* [TASK GOAL] Pull every line containing "main" from the entries.

[App and web page records]
-- Opening Marker --

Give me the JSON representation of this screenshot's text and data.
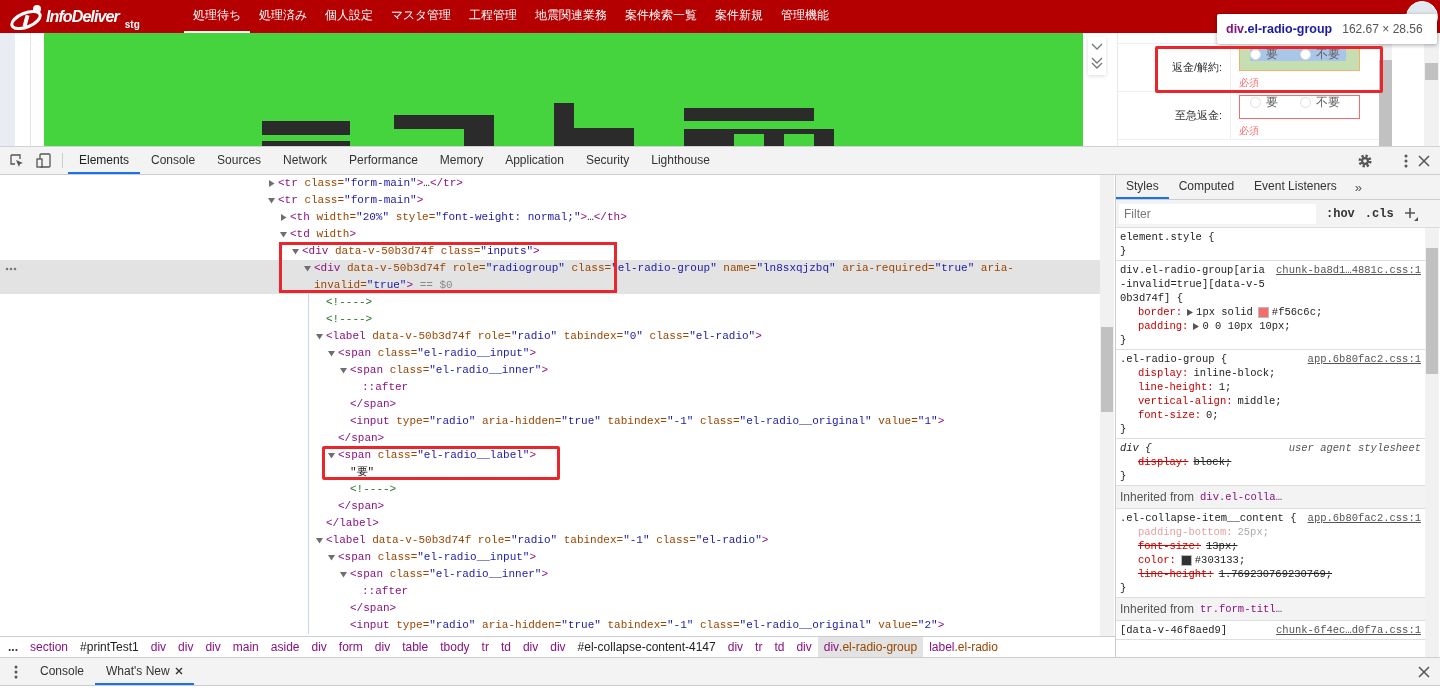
{
  "site": {
    "logo": "InfoDeliver",
    "env": "stg",
    "nav": [
      {
        "label": "処理待ち",
        "selected": true
      },
      {
        "label": "処理済み",
        "selected": false
      },
      {
        "label": "個人設定",
        "selected": false
      },
      {
        "label": "マスタ管理",
        "selected": false
      },
      {
        "label": "工程管理",
        "selected": false
      },
      {
        "label": "地震関連業務",
        "selected": false
      },
      {
        "label": "案件検索一覧",
        "selected": false
      },
      {
        "label": "案件新規",
        "selected": false
      },
      {
        "label": "管理機能",
        "selected": false
      }
    ],
    "form": {
      "rows": [
        {
          "label": "返金/解約:",
          "inspected": true,
          "error": "必須",
          "options": [
            {
              "label": "要",
              "selected": false
            },
            {
              "label": "不要",
              "selected": false
            }
          ]
        },
        {
          "label": "至急返金:",
          "inspected": false,
          "error": "必須",
          "options": [
            {
              "label": "要",
              "selected": false
            },
            {
              "label": "不要",
              "selected": false
            }
          ]
        }
      ]
    },
    "tooltip": {
      "selector": "div.el-radio-group",
      "size": "162.67 × 28.56"
    }
  },
  "devtools": {
    "tabs": [
      {
        "label": "Elements",
        "selected": true
      },
      {
        "label": "Console",
        "selected": false
      },
      {
        "label": "Sources",
        "selected": false
      },
      {
        "label": "Network",
        "selected": false
      },
      {
        "label": "Performance",
        "selected": false
      },
      {
        "label": "Memory",
        "selected": false
      },
      {
        "label": "Application",
        "selected": false
      },
      {
        "label": "Security",
        "selected": false
      },
      {
        "label": "Lighthouse",
        "selected": false
      }
    ],
    "tree": [
      {
        "html": "<tr class=\"form-main\">…</tr>",
        "expanded": false,
        "selected": false
      },
      {
        "html": "<tr class=\"form-main\">",
        "expanded": true,
        "selected": false,
        "children": [
          {
            "html": "<th width=\"20%\" style=\"font-weight: normal;\">…</th>",
            "expanded": false,
            "selected": false
          },
          {
            "html": "<td width>",
            "expanded": true,
            "selected": false,
            "children": [
              {
                "html": "<div data-v-50b3d74f class=\"inputs\">",
                "expanded": true,
                "selected": false,
                "children": [
                  {
                    "html": "<div data-v-50b3d74f role=\"radiogroup\" class=\"el-radio-group\" name=\"ln8sxqjzbq\" aria-required=\"true\" aria-invalid=\"true\">",
                    "suffix": "== $0",
                    "expanded": true,
                    "selected": true,
                    "children": [
                      {
                        "html": "<!---->",
                        "selected": false
                      },
                      {
                        "html": "<!---->",
                        "selected": false
                      },
                      {
                        "html": "<label data-v-50b3d74f role=\"radio\" tabindex=\"0\" class=\"el-radio\">",
                        "expanded": true,
                        "selected": false,
                        "children": [
                          {
                            "html": "<span class=\"el-radio__input\">",
                            "expanded": true,
                            "selected": false,
                            "children": [
                              {
                                "html": "<span class=\"el-radio__inner\">",
                                "expanded": true,
                                "selected": false,
                                "children": [
                                  {
                                    "html": "::after",
                                    "selected": false
                                  }
                                ]
                              },
                              {
                                "html": "</span>",
                                "selected": false
                              },
                              {
                                "html": "<input type=\"radio\" aria-hidden=\"true\" tabindex=\"-1\" class=\"el-radio__original\" value=\"1\">",
                                "selected": false
                              }
                            ]
                          },
                          {
                            "html": "</span>",
                            "selected": false
                          },
                          {
                            "html": "<span class=\"el-radio__label\">",
                            "expanded": true,
                            "selected": false,
                            "children": [
                              {
                                "html": "\"要\"",
                                "selected": false
                              },
                              {
                                "html": "<!---->",
                                "selected": false
                              }
                            ]
                          },
                          {
                            "html": "</span>",
                            "selected": false
                          }
                        ]
                      },
                      {
                        "html": "</label>",
                        "selected": false
                      },
                      {
                        "html": "<label data-v-50b3d74f role=\"radio\" tabindex=\"-1\" class=\"el-radio\">",
                        "expanded": true,
                        "selected": false,
                        "children": [
                          {
                            "html": "<span class=\"el-radio__input\">",
                            "expanded": true,
                            "selected": false,
                            "children": [
                              {
                                "html": "<span class=\"el-radio__inner\">",
                                "expanded": true,
                                "selected": false,
                                "children": [
                                  {
                                    "html": "::after",
                                    "selected": false
                                  }
                                ]
                              },
                              {
                                "html": "</span>",
                                "selected": false
                              },
                              {
                                "html": "<input type=\"radio\" aria-hidden=\"true\" tabindex=\"-1\" class=\"el-radio__original\" value=\"2\">",
                                "selected": false
                              }
                            ]
                          }
                        ]
                      }
                    ]
                  }
                ]
              }
            ]
          }
        ]
      }
    ],
    "breadcrumbs": {
      "overflow": "...",
      "items": [
        {
          "label": "section",
          "selected": false
        },
        {
          "label": "#printTest1",
          "selected": false
        },
        {
          "label": "div",
          "selected": false
        },
        {
          "label": "div",
          "selected": false
        },
        {
          "label": "div",
          "selected": false
        },
        {
          "label": "main",
          "selected": false
        },
        {
          "label": "aside",
          "selected": false
        },
        {
          "label": "div",
          "selected": false
        },
        {
          "label": "form",
          "selected": false
        },
        {
          "label": "div",
          "selected": false
        },
        {
          "label": "table",
          "selected": false
        },
        {
          "label": "tbody",
          "selected": false
        },
        {
          "label": "tr",
          "selected": false
        },
        {
          "label": "td",
          "selected": false
        },
        {
          "label": "div",
          "selected": false
        },
        {
          "label": "div",
          "selected": false
        },
        {
          "label": "#el-collapse-content-4147",
          "selected": false
        },
        {
          "label": "div",
          "selected": false
        },
        {
          "label": "tr",
          "selected": false
        },
        {
          "label": "td",
          "selected": false
        },
        {
          "label": "div",
          "selected": false
        },
        {
          "label": "div.el-radio-group",
          "selected": true
        },
        {
          "label": "label.el-radio",
          "selected": false
        }
      ]
    },
    "styles": {
      "tabs": [
        {
          "label": "Styles",
          "selected": true
        },
        {
          "label": "Computed",
          "selected": false
        },
        {
          "label": "Event Listeners",
          "selected": false
        }
      ],
      "more": "»",
      "filter": {
        "placeholder": "Filter"
      },
      "hov": ":hov",
      "cls": ".cls",
      "sections": [
        {
          "kind": "rule",
          "selector": "element.style {",
          "close": "}"
        },
        {
          "kind": "rule",
          "selector": "div.el-radio-group[aria-invalid=true][data-v-50b3d74f] {",
          "source": "chunk-ba8d1…4881c.css:1",
          "close": "}",
          "declarations": [
            {
              "name": "border:",
              "value": "1px solid #f56c6c;",
              "swatch": true,
              "expanded": false,
              "overridden": false,
              "inactive": false
            },
            {
              "name": "padding:",
              "value": "0 0 10px 10px;",
              "expanded": false,
              "overridden": false,
              "inactive": false
            }
          ]
        },
        {
          "kind": "rule",
          "selector": ".el-radio-group {",
          "source": "app.6b80fac2.css:1",
          "close": "}",
          "declarations": [
            {
              "name": "display:",
              "value": "inline-block;",
              "overridden": false,
              "inactive": false
            },
            {
              "name": "line-height:",
              "value": "1;",
              "overridden": false,
              "inactive": false
            },
            {
              "name": "vertical-align:",
              "value": "middle;",
              "overridden": false,
              "inactive": false
            },
            {
              "name": "font-size:",
              "value": "0;",
              "overridden": false,
              "inactive": false
            }
          ]
        },
        {
          "kind": "user_agent",
          "selector": "div {",
          "source": "user agent stylesheet",
          "close": "}",
          "declarations": [
            {
              "name": "display:",
              "value": "block;",
              "overridden": true,
              "inactive": false
            }
          ]
        },
        {
          "kind": "inherited",
          "label": "Inherited from",
          "from": "div.el-colla…"
        },
        {
          "kind": "rule",
          "selector": ".el-collapse-item__content {",
          "source": "app.6b80fac2.css:1",
          "close": "}",
          "declarations": [
            {
              "name": "padding-bottom:",
              "value": "25px;",
              "overridden": false,
              "inactive": true
            },
            {
              "name": "font-size:",
              "value": "13px;",
              "overridden": true,
              "inactive": false
            },
            {
              "name": "color:",
              "value": "#303133;",
              "swatch": true,
              "overridden": false,
              "inactive": false
            },
            {
              "name": "line-height:",
              "value": "1.769230769230769;",
              "overridden": true,
              "inactive": false
            }
          ]
        },
        {
          "kind": "inherited",
          "label": "Inherited from",
          "from": "tr.form-titl…"
        },
        {
          "kind": "rule",
          "selector": "[data-v-46f8aed9]",
          "source": "chunk-6f4ec…d0f7a.css:1"
        }
      ]
    },
    "drawer": {
      "tabs": [
        {
          "label": "Console",
          "selected": false,
          "closable": false
        },
        {
          "label": "What's New",
          "selected": true,
          "closable": true
        }
      ]
    }
  }
}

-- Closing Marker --

* [RESPONSE]
        "html": "<tr class=\"form-main\">…</tr>",
        "html": "<tr class=\"form-main\">",
          "label": "main",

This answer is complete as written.